Ultimately, using these strategies helps us to ensure progress is made and that a number of the vital Habits of Mind are being developed effectively.
Literacy, Numeracy and IT Skills
Success across all subject areas and in later life is underpinned by the development of the literacy, numeracy and IT skills that we all recognise as being of vital importance. We recognise that literacy is not the sole preserve of English teachers and that Maths teachers are not the only people responsible for ensuring our students have excellent numeracy skills.
Across the curriculum, all teachers plan for opportunities to develop the literacy, numeracy and IT skills that we know will enable them to succeed at SCC, but will also give them the tools that they need to succeed in later life too.
Inevitable Progress and Tablet Devices / FROG

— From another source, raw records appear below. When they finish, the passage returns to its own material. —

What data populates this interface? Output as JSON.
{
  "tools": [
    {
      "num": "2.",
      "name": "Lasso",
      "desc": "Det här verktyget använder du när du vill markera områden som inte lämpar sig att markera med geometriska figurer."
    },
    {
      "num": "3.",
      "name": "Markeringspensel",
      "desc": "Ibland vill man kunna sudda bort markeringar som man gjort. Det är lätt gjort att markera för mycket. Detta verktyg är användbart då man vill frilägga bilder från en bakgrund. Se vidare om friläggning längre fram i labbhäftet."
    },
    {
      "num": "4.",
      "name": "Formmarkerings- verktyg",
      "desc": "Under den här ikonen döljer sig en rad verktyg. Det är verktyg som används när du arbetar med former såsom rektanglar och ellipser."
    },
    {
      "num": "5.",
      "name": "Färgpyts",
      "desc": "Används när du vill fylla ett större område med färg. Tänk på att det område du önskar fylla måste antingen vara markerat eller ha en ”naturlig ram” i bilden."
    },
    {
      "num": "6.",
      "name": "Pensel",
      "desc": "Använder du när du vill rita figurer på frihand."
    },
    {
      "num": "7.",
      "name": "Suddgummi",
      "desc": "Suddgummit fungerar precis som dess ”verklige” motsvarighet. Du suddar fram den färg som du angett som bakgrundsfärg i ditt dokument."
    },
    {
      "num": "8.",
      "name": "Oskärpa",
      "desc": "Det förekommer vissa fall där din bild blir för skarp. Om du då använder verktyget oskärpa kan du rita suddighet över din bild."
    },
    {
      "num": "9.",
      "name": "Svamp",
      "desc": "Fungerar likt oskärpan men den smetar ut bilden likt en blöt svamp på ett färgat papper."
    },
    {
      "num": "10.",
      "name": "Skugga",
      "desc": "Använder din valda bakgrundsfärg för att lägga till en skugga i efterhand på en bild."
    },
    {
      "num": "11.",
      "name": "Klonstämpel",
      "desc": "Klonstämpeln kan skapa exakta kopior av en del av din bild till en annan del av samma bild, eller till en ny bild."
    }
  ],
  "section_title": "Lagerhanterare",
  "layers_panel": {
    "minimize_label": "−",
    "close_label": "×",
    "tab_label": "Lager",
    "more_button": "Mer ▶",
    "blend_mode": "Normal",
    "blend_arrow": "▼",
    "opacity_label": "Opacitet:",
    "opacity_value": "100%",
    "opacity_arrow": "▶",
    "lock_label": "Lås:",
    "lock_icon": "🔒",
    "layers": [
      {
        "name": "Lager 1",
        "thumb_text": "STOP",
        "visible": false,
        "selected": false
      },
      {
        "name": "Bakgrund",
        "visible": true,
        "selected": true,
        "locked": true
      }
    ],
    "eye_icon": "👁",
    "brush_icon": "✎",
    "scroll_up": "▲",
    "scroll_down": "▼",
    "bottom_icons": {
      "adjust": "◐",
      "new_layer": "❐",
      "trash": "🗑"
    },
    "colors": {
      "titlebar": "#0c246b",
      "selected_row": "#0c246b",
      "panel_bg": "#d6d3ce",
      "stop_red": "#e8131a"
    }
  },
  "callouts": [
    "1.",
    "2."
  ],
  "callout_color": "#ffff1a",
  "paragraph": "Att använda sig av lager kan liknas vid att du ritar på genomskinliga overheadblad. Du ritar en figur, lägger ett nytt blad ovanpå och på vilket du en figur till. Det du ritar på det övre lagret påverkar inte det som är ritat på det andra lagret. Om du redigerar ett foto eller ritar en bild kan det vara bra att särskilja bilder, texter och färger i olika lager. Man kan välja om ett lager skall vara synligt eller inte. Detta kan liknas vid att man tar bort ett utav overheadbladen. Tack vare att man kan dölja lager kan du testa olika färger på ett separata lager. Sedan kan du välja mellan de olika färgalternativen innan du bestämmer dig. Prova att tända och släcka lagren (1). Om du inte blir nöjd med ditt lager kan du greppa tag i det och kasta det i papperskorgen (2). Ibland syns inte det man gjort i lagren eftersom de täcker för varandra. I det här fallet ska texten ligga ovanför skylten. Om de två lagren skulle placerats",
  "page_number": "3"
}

As a school that places great emphasis on thinking, ongoing reflection on our approach to teaching and learning is vital. In recent years, we have developed the concept of ‘Inevitable Progress’ that sits alongside our Learning Box approach. In essence, ‘Inevitable Progress’ is a mindset that all of our teachers adopt and involves the development of learning sequences that are so well-structured that it is impossible for students not to make excellent progress over time. It is a concept that is informed by our understanding of the new KS4 subject specifications that have been introduced in recent years and is a crucial element of our current success.
We continue to develop our practice and the increasing use of technology is a very important aspect of this. As well as the various thinking tools such as Thinking Hats and Maps in our Sedgefield Learning Box, new technologies such as tablet devices and the various applications that are available on these have a significant role to play. Our delivery model sees all KS4 students having access to their own tablet device and this is used to ensure outstanding progress. Students, parents and staff are all able to use the school’s learning platform, FROG and this has a crucial function in supporting our teaching and learning practice both in school and beyond.
Sedgefield Community College is committed to ensuring that the Learning and Teaching experience of our students is of the highest possible standard. In order to enable us to achieve this aim, we have created ‘The Sedgefield Learning Box’. Inside our ‘Learning Box’ we have a wide range of learning tools that our students are supported to use within and beyond lessons and which enable them to think deeply and with great independence. As the Headteacher of SCC, I firmly believe that the development of these approaches to learning supports our students to ACHIEVE success.
Mr D Davies (Headteacher)